A portion of the royalties will go to the Lowcountry Ministries Fund to address issues of social justice and economic empowerment in underserved communities in the South Carolina Lowcountry.
Articles and Chapters
“Legacies of Violence,” in Kinshasha Holman Conwill and Paul Gardullo, eds., Make Good the Promises: Reclaiming Reconstruction and Its Legacies, 2021.
"Writing Lynching Victims' Personhoods and People into the History of Lynching," Journal of the Gilded Age and Progressive Era 19:4 (2020).
"Never Get Over It: Night Riding's Imprint on Its African American Victims," in Reconstruction and the Arc of Racial (in)Justice Edward Elgar, 2018.
"Maintaining a Radical Vision of African Americans in the Age of Freedom," Journal of the Civil War Era 7:1 (2017).
"The Wounds that Cried Out: Reckoning with African Americans' Testimonies of Trauma and Suffering from Nightriding" in Gregory Downs and Kate Masur, eds. The World the Civil War Made. University of North Carolina Press, 2015.

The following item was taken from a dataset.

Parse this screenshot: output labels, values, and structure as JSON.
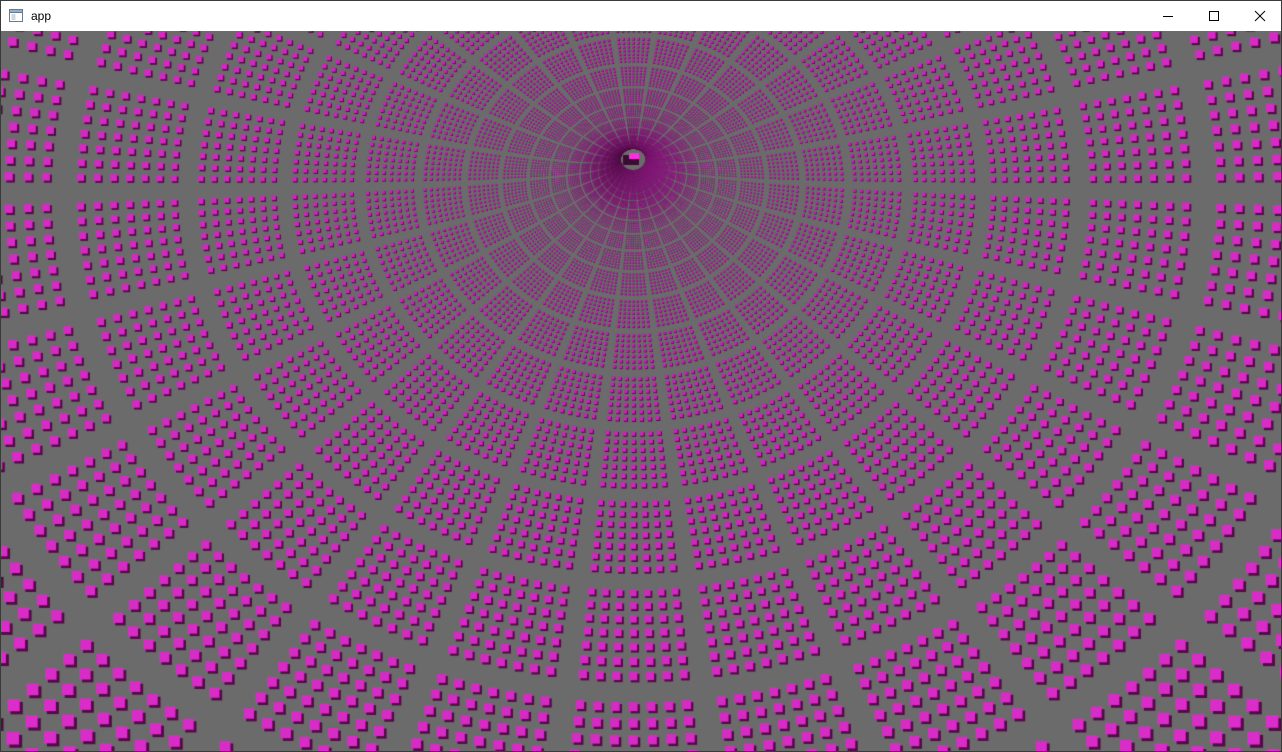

"Regarding the Aftermaths of Lynching," Journal of American History 101:4 (2014).
Select Public Scholarship and Appearances
Zinn Education Project, Teaching the Black Freedom Struggle Online
AskHistorians, Histories of Violence
Respectfully Yours, Gainer Atkins, BackStory Radio
With Danielle L. McGuire, Raped and left on the road, she said #MeToo. Jurors said, 'No, not You.' and Say Her Name. Shawana Hall. She is a Hero, Bridge Magazine
The Difference 10 Miles Makes, BackStory Radio
Centuries of Violence (on the massacre at Charleston's AME Church), Slate
Account for the Pillaging of African-American Freedom, New York Times
Trayvon Martin killing: The legacy of extralegal racial violence continues on, NYU Press
- Fall 2022 | African Americans, History & Memory (AFS/HIS 5261/7261) | 3 credits
- Fall 2022 | African American History I (AFS/HIS 3140) | 3 credits
Winter 2023 | Researching Detroit Under Coleman Young (HIS 3000)
OR Vexy Things: Race and Sex in Nineteenth Century America
- Winter 2023 | African American History II (AFS/HIS 3150) | 3 credits
Historian's Craft: Detroit 1967 & Detroit under Coleman Young (HIS 3000)
Theory and Methods (HIS 7830)
African Americans, History & Memory (HIS 5261/7261) Topics covered: Slavery & Freedom; Civil Rights; Black Detroit; Detroit 1967
African American History I (AFS/HIS 3140)
African American History II (AFS/HIS 3150)
Civil War and Reconstruction (HIS 5040/7040)
American Slavery (HIS 5241/7241)